_Work to complete_: Scan the listing below. Report each line that includes "when".

_Given data_:
Start of Block

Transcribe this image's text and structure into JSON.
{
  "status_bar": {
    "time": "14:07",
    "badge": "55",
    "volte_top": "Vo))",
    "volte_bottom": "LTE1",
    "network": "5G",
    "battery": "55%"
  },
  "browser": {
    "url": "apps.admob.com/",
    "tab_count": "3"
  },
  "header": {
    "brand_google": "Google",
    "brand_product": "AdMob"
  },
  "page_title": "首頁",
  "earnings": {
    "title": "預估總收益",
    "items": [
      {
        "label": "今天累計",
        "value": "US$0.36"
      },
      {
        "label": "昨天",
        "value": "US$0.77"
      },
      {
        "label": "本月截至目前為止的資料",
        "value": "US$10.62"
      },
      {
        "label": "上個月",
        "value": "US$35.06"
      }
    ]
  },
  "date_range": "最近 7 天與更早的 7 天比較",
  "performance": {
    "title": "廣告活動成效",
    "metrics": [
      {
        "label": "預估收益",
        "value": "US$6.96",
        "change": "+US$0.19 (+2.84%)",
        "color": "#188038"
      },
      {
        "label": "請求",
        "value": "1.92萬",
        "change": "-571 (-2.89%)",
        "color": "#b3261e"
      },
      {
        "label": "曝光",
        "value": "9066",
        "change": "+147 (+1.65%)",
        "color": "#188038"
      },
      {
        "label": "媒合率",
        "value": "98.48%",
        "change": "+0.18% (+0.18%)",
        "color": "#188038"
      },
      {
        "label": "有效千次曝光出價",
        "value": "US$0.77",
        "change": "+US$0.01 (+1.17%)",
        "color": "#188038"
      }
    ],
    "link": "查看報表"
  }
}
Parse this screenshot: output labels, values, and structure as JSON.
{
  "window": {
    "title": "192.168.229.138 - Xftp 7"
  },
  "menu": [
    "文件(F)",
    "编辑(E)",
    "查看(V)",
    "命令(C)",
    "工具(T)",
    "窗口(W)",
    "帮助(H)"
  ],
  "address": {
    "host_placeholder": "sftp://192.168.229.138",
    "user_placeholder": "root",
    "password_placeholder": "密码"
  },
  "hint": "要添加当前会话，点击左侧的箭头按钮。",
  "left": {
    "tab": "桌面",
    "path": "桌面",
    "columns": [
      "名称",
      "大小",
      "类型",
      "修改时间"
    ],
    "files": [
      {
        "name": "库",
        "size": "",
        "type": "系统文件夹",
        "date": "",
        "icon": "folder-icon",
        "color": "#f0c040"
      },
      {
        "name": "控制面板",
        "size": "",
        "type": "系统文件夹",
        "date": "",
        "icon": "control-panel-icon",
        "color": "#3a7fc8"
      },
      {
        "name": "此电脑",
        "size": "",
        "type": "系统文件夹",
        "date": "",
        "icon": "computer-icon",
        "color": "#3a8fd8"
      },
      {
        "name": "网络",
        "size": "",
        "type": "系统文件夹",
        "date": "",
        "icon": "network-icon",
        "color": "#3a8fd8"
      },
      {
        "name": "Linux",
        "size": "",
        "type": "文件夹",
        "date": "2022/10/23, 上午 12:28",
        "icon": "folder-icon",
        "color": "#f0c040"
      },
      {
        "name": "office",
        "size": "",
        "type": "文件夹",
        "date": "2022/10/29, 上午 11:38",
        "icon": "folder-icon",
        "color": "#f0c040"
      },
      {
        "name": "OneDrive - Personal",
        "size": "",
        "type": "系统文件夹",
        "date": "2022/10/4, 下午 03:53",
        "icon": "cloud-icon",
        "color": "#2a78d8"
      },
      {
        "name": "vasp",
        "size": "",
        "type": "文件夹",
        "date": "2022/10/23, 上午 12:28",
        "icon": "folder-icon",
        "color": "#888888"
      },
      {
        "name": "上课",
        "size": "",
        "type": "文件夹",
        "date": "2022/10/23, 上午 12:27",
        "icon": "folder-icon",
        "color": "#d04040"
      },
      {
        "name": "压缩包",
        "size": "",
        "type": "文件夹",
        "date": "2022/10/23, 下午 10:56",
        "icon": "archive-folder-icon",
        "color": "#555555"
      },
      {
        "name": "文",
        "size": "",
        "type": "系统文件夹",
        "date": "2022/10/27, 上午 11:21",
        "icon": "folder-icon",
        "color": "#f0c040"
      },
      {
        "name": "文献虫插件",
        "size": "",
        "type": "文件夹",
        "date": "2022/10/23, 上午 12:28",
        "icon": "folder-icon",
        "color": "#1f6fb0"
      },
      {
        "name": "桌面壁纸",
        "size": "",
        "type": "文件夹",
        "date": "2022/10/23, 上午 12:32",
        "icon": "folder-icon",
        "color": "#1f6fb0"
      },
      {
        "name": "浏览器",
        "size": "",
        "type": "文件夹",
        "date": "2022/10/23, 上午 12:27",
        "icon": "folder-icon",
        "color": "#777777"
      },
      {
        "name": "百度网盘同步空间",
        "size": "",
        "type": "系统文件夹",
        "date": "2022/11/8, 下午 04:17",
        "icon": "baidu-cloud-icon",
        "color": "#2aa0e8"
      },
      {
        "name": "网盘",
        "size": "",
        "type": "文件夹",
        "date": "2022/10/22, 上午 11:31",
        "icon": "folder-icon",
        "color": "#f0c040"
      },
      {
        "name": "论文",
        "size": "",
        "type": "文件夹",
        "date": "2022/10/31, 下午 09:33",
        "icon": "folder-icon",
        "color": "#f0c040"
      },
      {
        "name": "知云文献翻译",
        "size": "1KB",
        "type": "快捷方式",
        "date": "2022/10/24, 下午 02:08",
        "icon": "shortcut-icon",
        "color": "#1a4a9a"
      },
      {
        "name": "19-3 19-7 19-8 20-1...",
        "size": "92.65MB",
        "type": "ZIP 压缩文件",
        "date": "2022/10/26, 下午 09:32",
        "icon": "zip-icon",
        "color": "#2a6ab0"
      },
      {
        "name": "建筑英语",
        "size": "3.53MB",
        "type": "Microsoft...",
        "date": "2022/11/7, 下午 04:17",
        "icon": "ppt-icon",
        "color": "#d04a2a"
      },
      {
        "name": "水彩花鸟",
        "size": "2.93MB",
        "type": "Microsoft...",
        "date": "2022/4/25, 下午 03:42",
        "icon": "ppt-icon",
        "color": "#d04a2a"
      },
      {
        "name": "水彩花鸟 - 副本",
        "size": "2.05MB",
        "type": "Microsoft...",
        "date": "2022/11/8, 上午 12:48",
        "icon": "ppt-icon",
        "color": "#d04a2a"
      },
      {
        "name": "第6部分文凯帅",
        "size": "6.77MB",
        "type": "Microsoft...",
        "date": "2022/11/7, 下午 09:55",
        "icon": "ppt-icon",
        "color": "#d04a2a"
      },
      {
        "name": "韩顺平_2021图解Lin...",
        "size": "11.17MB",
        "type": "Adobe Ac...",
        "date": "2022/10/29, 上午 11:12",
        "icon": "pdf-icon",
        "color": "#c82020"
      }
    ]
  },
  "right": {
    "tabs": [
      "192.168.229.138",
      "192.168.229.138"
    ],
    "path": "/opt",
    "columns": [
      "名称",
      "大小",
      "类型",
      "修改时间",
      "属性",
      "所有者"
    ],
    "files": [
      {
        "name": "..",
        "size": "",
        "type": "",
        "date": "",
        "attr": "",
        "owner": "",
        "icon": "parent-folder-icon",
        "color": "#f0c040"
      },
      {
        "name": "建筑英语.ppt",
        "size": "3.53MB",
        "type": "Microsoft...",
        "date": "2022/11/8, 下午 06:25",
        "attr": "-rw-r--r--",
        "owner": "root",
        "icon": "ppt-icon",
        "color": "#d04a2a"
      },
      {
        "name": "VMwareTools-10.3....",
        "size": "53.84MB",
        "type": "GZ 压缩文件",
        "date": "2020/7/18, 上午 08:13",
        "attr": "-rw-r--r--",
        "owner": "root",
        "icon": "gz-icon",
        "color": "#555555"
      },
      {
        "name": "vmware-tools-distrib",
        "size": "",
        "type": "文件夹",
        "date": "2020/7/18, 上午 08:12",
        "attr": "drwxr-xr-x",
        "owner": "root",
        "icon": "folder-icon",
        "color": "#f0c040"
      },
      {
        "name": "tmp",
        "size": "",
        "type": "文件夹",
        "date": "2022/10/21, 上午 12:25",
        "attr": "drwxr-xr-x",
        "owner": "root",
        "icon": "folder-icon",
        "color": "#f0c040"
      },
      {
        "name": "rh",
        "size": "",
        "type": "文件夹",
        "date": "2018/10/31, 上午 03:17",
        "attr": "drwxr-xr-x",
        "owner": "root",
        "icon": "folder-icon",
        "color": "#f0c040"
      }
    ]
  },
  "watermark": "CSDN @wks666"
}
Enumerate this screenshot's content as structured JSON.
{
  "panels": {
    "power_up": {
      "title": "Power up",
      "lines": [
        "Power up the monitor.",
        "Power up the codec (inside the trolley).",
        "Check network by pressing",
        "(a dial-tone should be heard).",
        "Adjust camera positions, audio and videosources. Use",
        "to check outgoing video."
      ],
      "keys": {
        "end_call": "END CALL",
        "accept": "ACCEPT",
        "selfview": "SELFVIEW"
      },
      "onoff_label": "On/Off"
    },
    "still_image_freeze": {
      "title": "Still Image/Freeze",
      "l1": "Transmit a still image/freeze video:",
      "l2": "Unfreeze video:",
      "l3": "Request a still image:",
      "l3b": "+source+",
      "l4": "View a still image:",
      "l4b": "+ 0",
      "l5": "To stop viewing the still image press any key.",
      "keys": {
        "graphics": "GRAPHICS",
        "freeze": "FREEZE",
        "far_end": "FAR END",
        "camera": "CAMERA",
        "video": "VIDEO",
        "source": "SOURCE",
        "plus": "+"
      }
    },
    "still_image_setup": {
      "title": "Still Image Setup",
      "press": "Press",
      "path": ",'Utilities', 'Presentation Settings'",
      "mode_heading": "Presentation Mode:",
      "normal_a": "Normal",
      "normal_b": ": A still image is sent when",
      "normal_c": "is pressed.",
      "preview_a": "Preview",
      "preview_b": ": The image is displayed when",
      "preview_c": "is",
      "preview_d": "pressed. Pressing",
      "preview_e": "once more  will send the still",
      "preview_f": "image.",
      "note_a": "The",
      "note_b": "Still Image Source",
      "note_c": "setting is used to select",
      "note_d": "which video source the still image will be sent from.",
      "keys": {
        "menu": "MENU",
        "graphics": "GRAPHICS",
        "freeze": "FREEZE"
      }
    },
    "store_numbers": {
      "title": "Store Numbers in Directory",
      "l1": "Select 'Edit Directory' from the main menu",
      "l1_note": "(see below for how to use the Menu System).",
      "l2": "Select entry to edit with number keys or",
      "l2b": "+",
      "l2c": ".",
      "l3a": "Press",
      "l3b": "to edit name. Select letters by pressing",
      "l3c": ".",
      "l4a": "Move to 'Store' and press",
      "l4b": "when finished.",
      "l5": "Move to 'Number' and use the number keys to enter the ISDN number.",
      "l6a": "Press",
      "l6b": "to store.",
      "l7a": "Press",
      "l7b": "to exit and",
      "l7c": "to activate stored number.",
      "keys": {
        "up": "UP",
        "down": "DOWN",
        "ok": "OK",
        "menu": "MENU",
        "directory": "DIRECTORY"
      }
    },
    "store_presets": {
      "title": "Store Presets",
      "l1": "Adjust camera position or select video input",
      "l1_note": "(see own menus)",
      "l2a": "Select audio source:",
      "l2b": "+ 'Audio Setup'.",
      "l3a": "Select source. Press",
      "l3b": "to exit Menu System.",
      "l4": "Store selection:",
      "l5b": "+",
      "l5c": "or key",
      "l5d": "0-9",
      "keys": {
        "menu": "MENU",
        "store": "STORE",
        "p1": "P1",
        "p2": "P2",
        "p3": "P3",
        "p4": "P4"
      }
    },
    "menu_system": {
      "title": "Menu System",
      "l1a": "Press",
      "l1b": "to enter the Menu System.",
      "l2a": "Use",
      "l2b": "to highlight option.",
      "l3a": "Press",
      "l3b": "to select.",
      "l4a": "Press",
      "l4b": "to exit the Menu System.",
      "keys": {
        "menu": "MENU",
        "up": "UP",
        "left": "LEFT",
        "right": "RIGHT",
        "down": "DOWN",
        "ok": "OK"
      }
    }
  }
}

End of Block

_Response to the exercise_:
      "normal_b": ": A still image is sent when",
      "preview_b": ": The image is displayed when",
      "l4b": "when finished.",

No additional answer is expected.